...saying that while all people were welcome to attend public worship services there, the church did not condone interracial marriage....Southern Beale in her post makes the obvious and correct comparison with the church in Pike County, Kentucky and the Presbyterian Church (U.S.A.) that still refuses to recognize marriage equality for same-gender couples.
The proposal also said "parties of such marriages will not be received as members, nor will they be used in worship services" or other church functions, with the exception of funerals.
The recommendation "is not intended to judge the salvation of anyone, but is intended to promote greater unity among the church body and the community we serve," the copy supplied to the Herald-Leader read.
The difference between the church in Kentucky and the PC(USA) is about 60 years. That church today is where we were 60 years ago. The same arguments used against interracial marriage then are used today against same-gender marriage. You've heard them: peace, unity, purity and standing firm for the Bible and Jesus Christ against cultural accommodation. The only difference is the target of discrimination.
At the congregational meeting, the vote was 9-6 in favor of the godly separation of the races. The following sentence is chilling:
There were more people in attendance, but some didn't want to take a stand....That is precisely where we are in the PC(USA). Sure it is easy to mock this church in Kentucky. It is easy to take a stand against yesterday's prejudice or against a church that is still lost in the past. Integrity requires us to take a stand in the present against present-day prejudices.

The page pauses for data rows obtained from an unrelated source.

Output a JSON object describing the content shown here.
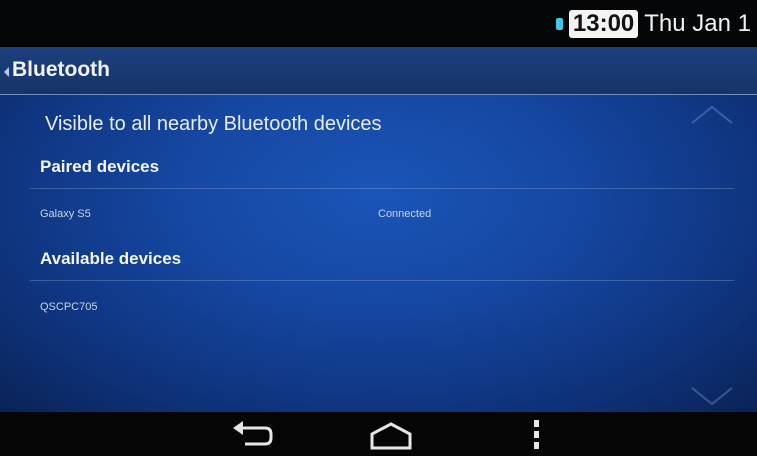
{
  "status_bar": {
    "time": "13:00",
    "date": "Thu Jan 1",
    "indicator_color": "#41c8e6"
  },
  "header": {
    "title": "Bluetooth"
  },
  "visibility": {
    "text": "Visible to all nearby Bluetooth devices"
  },
  "paired": {
    "header": "Paired devices",
    "devices": [
      {
        "name": "Galaxy S5",
        "status": "Connected"
      }
    ]
  },
  "available": {
    "header": "Available devices",
    "devices": [
      {
        "name": "QSCPC705"
      }
    ]
  },
  "nav": {
    "icons": [
      "back-icon",
      "home-icon",
      "menu-icon"
    ]
  },
  "colors": {
    "panel_blue": "#1648a4",
    "status_bar_bg": "#050608",
    "nav_bar_bg": "#050506"
  }
}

It is educational to see the hateful yet slick language of the past used in exactly the same way today by those who "welcome and love" gay people but "Oh no, we can't condone their marriages." Meanwhile, the rest, like magazine editors and stated clerks, wring their hands because the haters might not be happy if we dare make any changes.
...but some didn't want to take a stand...Southern Beale points out that this is a bigger issue than clergy. It is a bigger issue than churches, too. It is about what kind of people we think we are or think we want to be. It is about simple fairness, decency, compassion, and justice.
This is not hard.
This is not difficult.
This is not complicated.
It is a simple matter of doing what is right.
And if you think it is right to hide your prejudices behind the Bible, then take another look at the church in Pike County, Kentucky, because that is exactly who you are.